Komen vows to drive breakthroughs for the most-deadly breast cancers and educate those who believe breast cancers are easily treated or always curable.
Susan G. Komen Florida today joined with the rest of the national Susan G. Komen® breast cancer nonprofit organization to declare their commitment to conquering metastatic breast cancer (MBC) through public policy advocacy, research funding and ongoing education. In recognition of Metastatic Breast Cancer Awareness Day on October 13, Komen announced its commitment to create a research fund benefitting the more than 154,000 women and unknown men who are estimated to be living with MBC today, building on its $210 million investment in metastatic breast cancer research.
Komen Florida urged others in the Florida breast cancer community, including local policymakers, researchers, clinicians and stakeholders across the health care spectrum, to join with them in making MBC a national priority. For more information on the MBC Fund and how to support it, visit www.komen.org/mbc.
“More than 42,000 people in the U.S. are expected to die from breast cancer this year alone, most from metastatic breast cancer — that is unacceptable,” said Kate Watt, Executive Director for Komen Florida. “Together, we are committed to doing whatever it takes to save lives. Locally, that means we not only help fund Komen’s national research investment to help us better understand metastatic breast cancer, but we also provide resources and support for people living with metastatic breast cancer and for their families right here in Florida.” Metastatic breast cancer — also called Stage IV breast cancer -- is the most advanced stage of breast cancer. It is breast cancer that has spread beyond the breast to other organs in the body, most often the bones, lungs, liver and/or brain. Of note:
Komen has funded more than $210 million in MBC research since our founding, supporting more than 500 research grants, including more than 50 clinical trials focused on MBC. Komen’s funding of metastatic breast cancer research has grown to represent 70% of its annual research investment — up from 50% just two years ago. The organization has been prioritizing the focus of its competitive research grants program on MBC – a focus that will continue this year.
In June, Komen announced a request for research grant applications focused on applying liquid biopsy technology to MBC. A liquid biopsy is a test done on a sample of blood to detect cancer cells or pieces of DNA from tumor cells that are circulating in the blood. If scientists can unlock the potential of liquid biopsies for metastatic breast cancer, doctors may then be able to use small samples of blood to detect metastatic disease even before symptoms arise, monitor metastatic breast cancer treatment response and adjust therapies, and develop more personalized treatment plans for metastatic breast cancer patients.“We also need to help those living with metastatic breast cancer today live better lives, longer,” said Komen CEO Paula Schneider, a breast cancer survivor who lost her mom to MBC. “We are establishing a dedicated fund benefitting people currently living with metastatic breast cancer.
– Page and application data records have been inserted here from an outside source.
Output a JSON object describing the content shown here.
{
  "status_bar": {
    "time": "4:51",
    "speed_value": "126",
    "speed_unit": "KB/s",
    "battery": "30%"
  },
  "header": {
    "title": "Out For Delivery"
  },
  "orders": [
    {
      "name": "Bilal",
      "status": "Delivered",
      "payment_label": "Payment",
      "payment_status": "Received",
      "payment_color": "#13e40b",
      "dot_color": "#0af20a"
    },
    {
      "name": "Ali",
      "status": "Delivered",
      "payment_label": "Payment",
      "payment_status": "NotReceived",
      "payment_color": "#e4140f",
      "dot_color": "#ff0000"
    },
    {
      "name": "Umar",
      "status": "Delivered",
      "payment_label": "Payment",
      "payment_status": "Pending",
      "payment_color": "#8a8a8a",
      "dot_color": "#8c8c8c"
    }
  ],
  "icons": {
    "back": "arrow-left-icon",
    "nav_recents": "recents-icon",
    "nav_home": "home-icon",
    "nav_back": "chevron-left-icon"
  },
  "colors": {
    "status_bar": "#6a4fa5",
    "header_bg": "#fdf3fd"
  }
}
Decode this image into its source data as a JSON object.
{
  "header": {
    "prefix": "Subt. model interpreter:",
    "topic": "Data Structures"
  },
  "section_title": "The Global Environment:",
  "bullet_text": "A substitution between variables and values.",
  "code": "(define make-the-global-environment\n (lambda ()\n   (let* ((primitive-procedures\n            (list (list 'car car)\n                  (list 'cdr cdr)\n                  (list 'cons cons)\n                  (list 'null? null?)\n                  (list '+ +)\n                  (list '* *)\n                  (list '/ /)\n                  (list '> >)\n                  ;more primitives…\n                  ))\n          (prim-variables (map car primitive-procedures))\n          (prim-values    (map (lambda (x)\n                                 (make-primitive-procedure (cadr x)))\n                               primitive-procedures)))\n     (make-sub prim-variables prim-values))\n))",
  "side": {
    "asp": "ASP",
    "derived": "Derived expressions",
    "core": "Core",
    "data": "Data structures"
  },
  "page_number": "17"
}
We can and we must support ways to improve quality of life for those living with breast cancer, while we search for more effective treatments that will give MBC patients more time with the ones they love.”
“Komen has stepped up its commitment to discovering breakthroughs for metastatic breast cancer and supporting those living with the disease today. They are reaching out to the metastatic breast cancer community for input, investing more funds in metastasis research, and educating people about metastatic breast cancer through their MBC Impact Series. By working together, we can get closer to the goal of ending nobody dying from metastatic breast cancer. I hope that other individuals, organizations and policymakers join us in putting an end to this devastating disease,” said Kelly Shanahan, a former physician, and current metastatic breast cancer patient and advocate.
Komen’s work to conquer breast cancer doesn’t end with its leading research investment or patient support programs. Komen mobilizes advocates across the country to support government research funding, as well as federal and state legislation that would remove barriers to care, particularly for those living with MBC. These policies would ensure metastatic patients are able to receive the treatments they require without unneeded red tape or being forced into bankruptcy.
Komen supports those living with MBC through a variety of patient-centered services, including:
About Susan G. Komen
Susan G. Komen Florida focuses its work on saving the lives of over 2,700 Florida women who die from breast cancer every year. With key investments across the state, Komen Florida seeks to impact the approximately 13,700 women in Florida who are diagnosed each year, ensuring that the most vulnerable women have access to high-quality screenings, diagnostics, and treatment.Mission: Save lives by meeting the most critical needs in our communities and investing in breakthrough research to prevent and cure breast cancer.